If your enquiry relates to general Family Law issues and/or separating from a de facto relationship, then please refer to the notes at the base of this paper.
If you and your partner are separated from each other and you were originally Married, you will eventually need to apply for a divorce.
A divorce is granted from the Australian Family Court and cannot be applied for until the couple have been separated for One (1) year and a day. If the couple were married for less than Two (2) years (Including the separation period) then the couple must at least attempt marriage counselling before the divorce application can be filed.
The divorce application can be completed by one of the couples individually or by the couple together as a joint application.
If there are children who are either born to the marriage or ordinary members of the couple’s household (for example children born to earlier relationships) then:
- the divorce application must set out what arrangements are currently in place for the care and welfare of those children because the divorce order will not be granted if the court is not satisfied that those arrangements are appropriate;
- the divorce application itself steps out the information, which is required and in short, it covers the time which the child/children spend with each parent, schooling, health and financial support;
- if the divorce application is being made by one member of the couple alone, then that person will be required to attend personally before the court on the day of the hearing;
- if however the application is being made jointly between each of the parents then the requirement for personal attendance is removed.
The divorce order, once made, initially only functions as a provisional order and in fact only becomes fully operative (that is taking full legal affect) after a period of one month has expired. The one month delay is arguably antiquated but is there to allow the couple a grace period within which they can change their mind and cancel the divorce if they want to.
Once the divorce order takes effect, some important legal consequences activate which in summary are:
- Either member of the couple are freed up to marry another person under Australian Law if they choose to do so.
- If either spouse is named as a beneficiary under the will of the other spouse, the granting of the divorce order disqualifies them from that beneficial entitlement , and
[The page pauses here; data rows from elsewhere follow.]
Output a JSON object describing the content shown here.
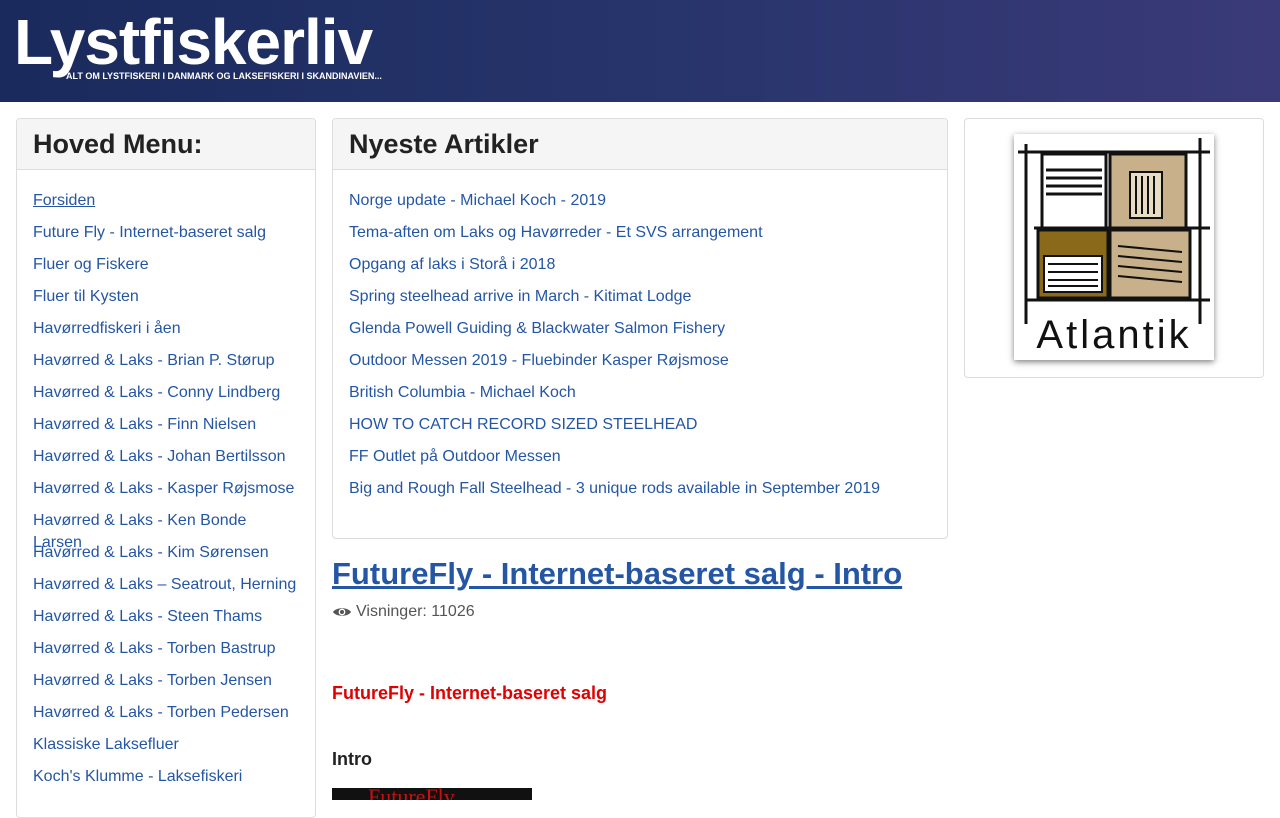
{
  "header": {
    "logo_title": "Lystfiskerliv",
    "logo_tagline": "ALT OM LYSTFISKERI I DANMARK OG LAKSEFISKERI I SKANDINAVIEN..."
  },
  "main_menu": {
    "title": "Hoved Menu:",
    "items": [
      "Forsiden",
      "Future Fly - Internet-baseret salg",
      "Fluer og Fiskere",
      "Fluer til Kysten",
      "Havørredfiskeri i åen",
      "Havørred & Laks - Brian P. Størup",
      "Havørred & Laks - Conny Lindberg",
      "Havørred & Laks - Finn Nielsen",
      "Havørred & Laks - Johan Bertilsson",
      "Havørred & Laks - Kasper Røjsmose",
      "Havørred & Laks - Ken Bonde Larsen",
      "Havørred & Laks - Kim Sørensen",
      "Havørred & Laks – Seatrout, Herning",
      "Havørred & Laks - Steen Thams",
      "Havørred & Laks - Torben Bastrup",
      "Havørred & Laks - Torben Jensen",
      "Havørred & Laks - Torben Pedersen",
      "Klassiske Laksefluer",
      "Koch's Klumme - Laksefiskeri"
    ]
  },
  "latest_articles": {
    "title": "Nyeste Artikler",
    "items": [
      "Norge update - Michael Koch - 2019",
      "Tema-aften om Laks og Havørreder - Et SVS arrangement",
      "Opgang af laks i Storå i 2018",
      "Spring steelhead arrive in March - Kitimat Lodge",
      "Glenda Powell Guiding & Blackwater Salmon Fishery",
      "Outdoor Messen 2019 - Fluebinder Kasper Røjsmose",
      "British Columbia - Michael Koch",
      "HOW TO CATCH RECORD SIZED STEELHEAD",
      "FF Outlet på Outdoor Messen",
      "Big and Rough Fall Steelhead - 3 unique rods available in September 2019"
    ]
  },
  "sponsor": {
    "logo_text": "Atlantik"
  },
  "article": {
    "title": "FutureFly - Internet-baseret salg - Intro",
    "views_label": "Visninger: 11026",
    "subheading": "FutureFly - Internet-baseret salg",
    "section_heading": "Intro",
    "image_text": "FutureFly"
  },
  "colors": {
    "link": "#2456a4",
    "header_bg": "#1a2a5c",
    "subheading_red": "#e00000"
  }
}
- In some areas under superannuation and general deceased estate law, the obtaining of a divorce order closes off rights that might otherwise have been available to make a claim against either a superannuation fund or an estate.
Another important feature of a divorce order is that it activates a countdown of a limitation period for the commencement of property division proceedings. The time limit is twelve (12) months and if formal court proceedings for property settlement have not been commenced or the full property division exercise not otherwise fully agreed and properly documented by the expiration of this twelve (12) month period, the result will be that the assets effectively stand where they fall because the doors to the family court to commence a case for an alternate division of the assets will now be closed. Importantly, the limitation period is not an absolute bar because the court can grant leave (permission) to commence proceedings out of time but this leave will not be granted if the court cannot be convinced that there is a reasonable excuse for the delay and financial hardship will be suffered if leave is refused.
Note: If your enquiry relates to:
- Division of assets [property settlement];
- Division of care arrangements for children;
- Periodic financial support for yourself or your children;
- Updating your Will or Superannuation Death Benefit Nominations
then please feel free to contact our office from where we can provide you with more information concerning these topics.
If your enquiry relates to separation from a de facto relationship, then please feel free to view the article on our website entitled separation for persons in de facto relationships.